- B.S., University of Rochester, May 2012
Enter program in 2013
My project focuses on signaling by the epidermal growth factor receptor (EGFR) as a model system for studying compensatory gene networks. Studies analyzing Egfr-deficient placentas in mice have found that the phenotypes are background-dependent, in which the embryos of some mouse strains survive to term and others die at midgestation. This project takes an in vitro approach to comparing the placental cells of two mouse strains with different phenotypes. The goals are to identify EGFR genetic modifiers and understand the mechanism for genetic compensation that is occuring at the effected stage of placental development.
Broader Impacts of Research Project:
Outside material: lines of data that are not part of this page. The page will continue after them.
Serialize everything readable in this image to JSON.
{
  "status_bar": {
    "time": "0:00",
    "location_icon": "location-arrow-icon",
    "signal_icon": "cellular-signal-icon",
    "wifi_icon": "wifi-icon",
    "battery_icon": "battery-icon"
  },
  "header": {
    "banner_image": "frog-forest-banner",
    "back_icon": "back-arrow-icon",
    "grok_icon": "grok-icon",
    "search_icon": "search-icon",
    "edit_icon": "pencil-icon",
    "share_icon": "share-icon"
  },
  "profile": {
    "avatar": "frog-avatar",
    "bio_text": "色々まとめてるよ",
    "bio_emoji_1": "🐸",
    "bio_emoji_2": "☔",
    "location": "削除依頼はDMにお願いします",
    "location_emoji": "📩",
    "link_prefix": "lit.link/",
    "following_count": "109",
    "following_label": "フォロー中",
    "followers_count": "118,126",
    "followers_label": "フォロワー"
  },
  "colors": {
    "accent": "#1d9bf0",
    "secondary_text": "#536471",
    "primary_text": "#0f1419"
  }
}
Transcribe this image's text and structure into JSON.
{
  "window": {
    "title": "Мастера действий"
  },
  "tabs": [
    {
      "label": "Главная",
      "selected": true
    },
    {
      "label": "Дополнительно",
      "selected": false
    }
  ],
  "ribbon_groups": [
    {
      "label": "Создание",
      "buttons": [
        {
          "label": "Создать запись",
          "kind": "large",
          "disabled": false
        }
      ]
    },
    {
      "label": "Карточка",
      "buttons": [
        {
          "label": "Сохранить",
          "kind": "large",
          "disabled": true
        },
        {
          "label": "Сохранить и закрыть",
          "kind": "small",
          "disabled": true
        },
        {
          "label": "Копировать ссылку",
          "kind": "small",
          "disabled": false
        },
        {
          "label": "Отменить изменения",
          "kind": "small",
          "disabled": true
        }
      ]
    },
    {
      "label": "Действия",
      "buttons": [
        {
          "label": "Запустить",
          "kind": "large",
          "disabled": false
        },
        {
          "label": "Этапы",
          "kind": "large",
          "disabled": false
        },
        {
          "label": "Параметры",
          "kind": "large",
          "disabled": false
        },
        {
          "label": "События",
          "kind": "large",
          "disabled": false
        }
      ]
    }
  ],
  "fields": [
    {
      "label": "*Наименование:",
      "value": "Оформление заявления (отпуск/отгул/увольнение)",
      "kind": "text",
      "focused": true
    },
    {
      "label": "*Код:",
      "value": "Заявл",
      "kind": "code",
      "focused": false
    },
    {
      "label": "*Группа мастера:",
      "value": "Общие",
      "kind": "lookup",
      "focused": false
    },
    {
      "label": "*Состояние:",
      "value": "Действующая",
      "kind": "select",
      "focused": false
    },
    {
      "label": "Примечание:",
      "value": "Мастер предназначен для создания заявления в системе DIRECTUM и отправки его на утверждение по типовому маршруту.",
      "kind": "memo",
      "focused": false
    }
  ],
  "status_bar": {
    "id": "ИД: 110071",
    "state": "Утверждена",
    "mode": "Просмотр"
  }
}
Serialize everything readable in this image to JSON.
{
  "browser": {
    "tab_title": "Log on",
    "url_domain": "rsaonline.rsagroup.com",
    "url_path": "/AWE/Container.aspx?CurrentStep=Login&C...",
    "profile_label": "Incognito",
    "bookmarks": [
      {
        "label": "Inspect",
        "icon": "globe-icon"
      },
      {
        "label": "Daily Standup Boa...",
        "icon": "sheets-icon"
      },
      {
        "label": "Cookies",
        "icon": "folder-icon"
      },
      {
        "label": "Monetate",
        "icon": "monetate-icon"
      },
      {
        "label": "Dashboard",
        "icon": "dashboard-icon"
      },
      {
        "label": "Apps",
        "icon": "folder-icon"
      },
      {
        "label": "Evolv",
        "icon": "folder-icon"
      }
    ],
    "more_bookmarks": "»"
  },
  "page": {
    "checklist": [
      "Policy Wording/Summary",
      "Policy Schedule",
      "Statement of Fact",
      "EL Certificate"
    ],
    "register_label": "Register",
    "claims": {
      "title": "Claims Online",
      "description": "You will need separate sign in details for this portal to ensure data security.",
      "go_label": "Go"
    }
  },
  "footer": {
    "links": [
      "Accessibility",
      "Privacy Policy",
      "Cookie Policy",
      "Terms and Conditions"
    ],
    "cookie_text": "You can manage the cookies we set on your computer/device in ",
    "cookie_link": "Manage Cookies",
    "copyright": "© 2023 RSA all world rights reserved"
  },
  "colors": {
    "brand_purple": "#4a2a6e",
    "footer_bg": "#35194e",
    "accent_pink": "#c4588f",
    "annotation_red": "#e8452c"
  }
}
Since Egfr modifier genes have not been identified, results of this project will be novel contributions to understanding Egfr compensatory mechanisms. More generally, this project will add to our limited knowledge on how organisms compensate for mutations in critical genes and aid in understanding genetic interactions.